## [Action item]
Go line by line through the entries below and copy those containing the string "time".

## [Task material]

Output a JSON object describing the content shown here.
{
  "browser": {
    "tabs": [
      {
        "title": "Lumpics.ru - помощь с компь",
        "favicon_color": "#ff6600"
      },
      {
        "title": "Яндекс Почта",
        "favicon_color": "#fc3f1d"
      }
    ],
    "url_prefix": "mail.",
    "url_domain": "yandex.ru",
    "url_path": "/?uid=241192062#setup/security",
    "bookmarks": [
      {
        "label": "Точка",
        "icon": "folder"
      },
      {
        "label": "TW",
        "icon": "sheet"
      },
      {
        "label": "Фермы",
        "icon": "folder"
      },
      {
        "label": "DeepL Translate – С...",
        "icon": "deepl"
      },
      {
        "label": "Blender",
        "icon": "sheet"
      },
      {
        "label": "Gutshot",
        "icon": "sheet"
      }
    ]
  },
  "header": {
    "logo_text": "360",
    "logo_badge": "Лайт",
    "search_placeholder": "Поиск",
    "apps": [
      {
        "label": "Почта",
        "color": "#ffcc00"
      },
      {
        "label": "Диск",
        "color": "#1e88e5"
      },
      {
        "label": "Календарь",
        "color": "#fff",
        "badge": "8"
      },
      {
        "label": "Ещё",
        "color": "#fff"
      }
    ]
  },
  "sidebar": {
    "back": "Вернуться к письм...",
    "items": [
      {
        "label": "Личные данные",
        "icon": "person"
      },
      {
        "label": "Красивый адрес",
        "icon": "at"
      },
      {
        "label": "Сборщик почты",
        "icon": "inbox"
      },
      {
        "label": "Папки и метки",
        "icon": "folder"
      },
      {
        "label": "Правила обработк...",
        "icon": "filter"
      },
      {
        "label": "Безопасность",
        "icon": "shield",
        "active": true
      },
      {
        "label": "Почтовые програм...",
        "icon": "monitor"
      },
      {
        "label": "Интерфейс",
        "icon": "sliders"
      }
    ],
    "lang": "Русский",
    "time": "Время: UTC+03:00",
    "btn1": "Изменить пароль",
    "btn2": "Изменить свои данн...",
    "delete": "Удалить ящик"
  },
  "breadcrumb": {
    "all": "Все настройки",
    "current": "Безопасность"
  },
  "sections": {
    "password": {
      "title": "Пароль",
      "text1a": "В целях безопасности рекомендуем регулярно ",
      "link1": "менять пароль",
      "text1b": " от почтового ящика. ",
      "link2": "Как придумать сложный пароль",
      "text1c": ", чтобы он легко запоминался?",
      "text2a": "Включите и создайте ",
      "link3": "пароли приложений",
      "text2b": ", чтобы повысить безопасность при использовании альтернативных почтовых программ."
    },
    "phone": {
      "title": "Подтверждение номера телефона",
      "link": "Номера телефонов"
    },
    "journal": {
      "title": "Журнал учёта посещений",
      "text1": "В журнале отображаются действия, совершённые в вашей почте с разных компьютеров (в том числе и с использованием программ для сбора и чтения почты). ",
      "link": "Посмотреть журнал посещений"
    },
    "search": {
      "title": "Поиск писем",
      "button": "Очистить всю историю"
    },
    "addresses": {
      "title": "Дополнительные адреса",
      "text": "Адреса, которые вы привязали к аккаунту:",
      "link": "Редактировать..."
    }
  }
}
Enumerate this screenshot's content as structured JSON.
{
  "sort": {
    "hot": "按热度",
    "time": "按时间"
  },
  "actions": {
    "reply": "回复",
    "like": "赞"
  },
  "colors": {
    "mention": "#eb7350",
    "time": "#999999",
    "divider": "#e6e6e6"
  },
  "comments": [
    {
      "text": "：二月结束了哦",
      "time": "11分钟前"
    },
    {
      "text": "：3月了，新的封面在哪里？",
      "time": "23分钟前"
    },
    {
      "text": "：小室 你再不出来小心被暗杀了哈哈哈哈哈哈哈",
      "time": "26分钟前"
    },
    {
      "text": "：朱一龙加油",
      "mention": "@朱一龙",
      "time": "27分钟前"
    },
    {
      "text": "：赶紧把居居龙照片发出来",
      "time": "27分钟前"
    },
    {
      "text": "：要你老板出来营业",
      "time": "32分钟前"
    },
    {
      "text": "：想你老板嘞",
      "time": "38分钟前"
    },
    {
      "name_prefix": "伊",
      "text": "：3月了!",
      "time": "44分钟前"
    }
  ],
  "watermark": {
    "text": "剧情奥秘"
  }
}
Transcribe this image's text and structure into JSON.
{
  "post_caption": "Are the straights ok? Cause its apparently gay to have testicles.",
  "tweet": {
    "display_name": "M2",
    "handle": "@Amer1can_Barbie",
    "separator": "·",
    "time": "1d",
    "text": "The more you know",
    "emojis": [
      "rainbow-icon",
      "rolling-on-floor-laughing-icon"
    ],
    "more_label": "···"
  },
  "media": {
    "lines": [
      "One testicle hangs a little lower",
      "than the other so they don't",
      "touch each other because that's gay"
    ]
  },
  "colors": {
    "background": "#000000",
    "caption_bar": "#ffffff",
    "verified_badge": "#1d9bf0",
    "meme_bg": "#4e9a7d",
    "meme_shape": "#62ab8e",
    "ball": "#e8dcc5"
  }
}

## [Solution to the problem]
    "time": "Время: UTC+03:00",
    "time": "按时间"
    "time": "#999999",
      "time": "11分钟前"
      "time": "23分钟前"
      "time": "26分钟前"
      "time": "27分钟前"
      "time": "27分钟前"
      "time": "32分钟前"
      "time": "38分钟前"
      "time": "44分钟前"
    "time": "1d",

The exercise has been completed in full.